The writing bug first snagged Cheryl through her penning of a personal essay, for which she received an award and publication. However, today short story fiction is what drives her writing, with an emphasis on Southern Gothic. Since her roots are buried deep in the bayous of Southern Louisiana, it is a natural fit. When not visiting the mysteries of her childhood home she also writes fantasy and science fiction.
She is the mother of eight grown children. Thus the theme of family and all that it entails, are prominent in her fiction. She had this to say about the rich culture of the South where she was raised, and how it influences her writing: “My grandmother was a believer in voodoo and practiced the every day forms such as creating love gri-gri’s (charm pouches). She once cured me of a reoccurring bout of warts on my hand by using an aluminum plate, candle and holy water; the warts never came back. Writing gothic tales, featuring the dead, is very natural to me because in the south we live with our dead. They walk beside us and talk to us daily.”
When Cheryl is not writing, you will find her at an easel covered in oil paint. “When I write I usually have a picture in my mind of a painting to go with the story. The same holds true when the picture of a painting forms in my mind. It’s usually followed closely with an idea for a story. I hope everyone enjoys my interpretation of ShadowSpinners. I was greatly honored when asked to provide my vision in the from of an oil painting for the website.”

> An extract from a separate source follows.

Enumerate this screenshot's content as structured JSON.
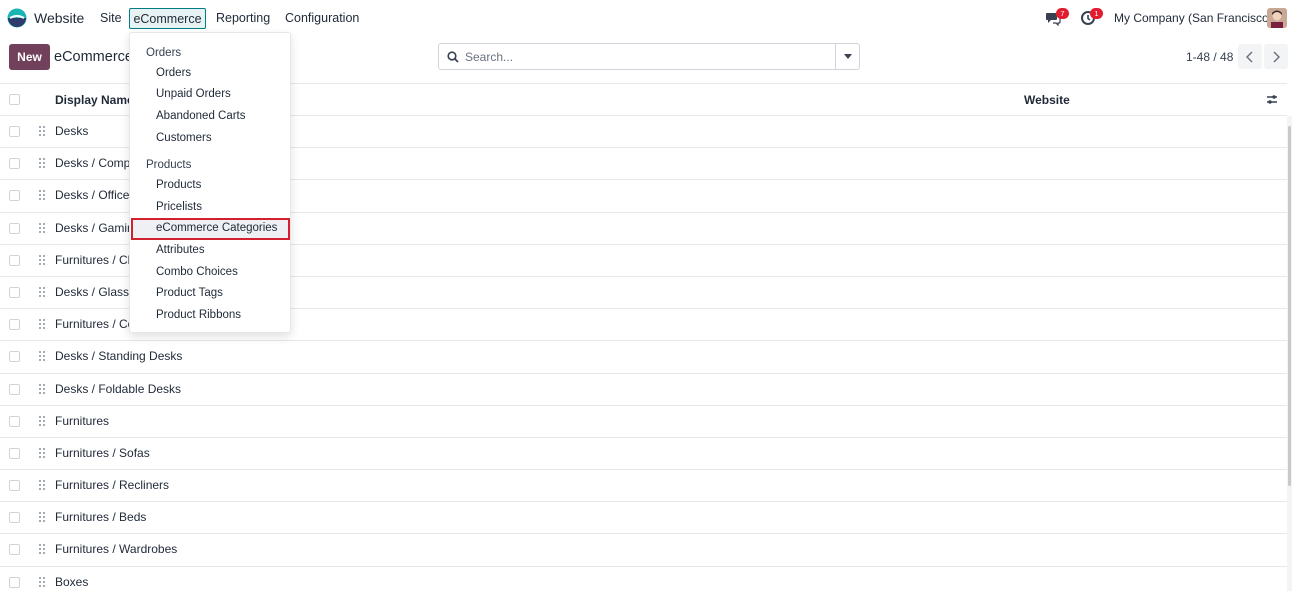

Cheryl’s paintings have been juried into Maude Kerns Art Center’s annual “Day of the Dead” show for the past three years, as well as in their 2012 “Art Expressing Music” exhibit. Her art has also hung in New Zone Gallery, Emerald Art Center and Unity of the Valley Spiritual Center.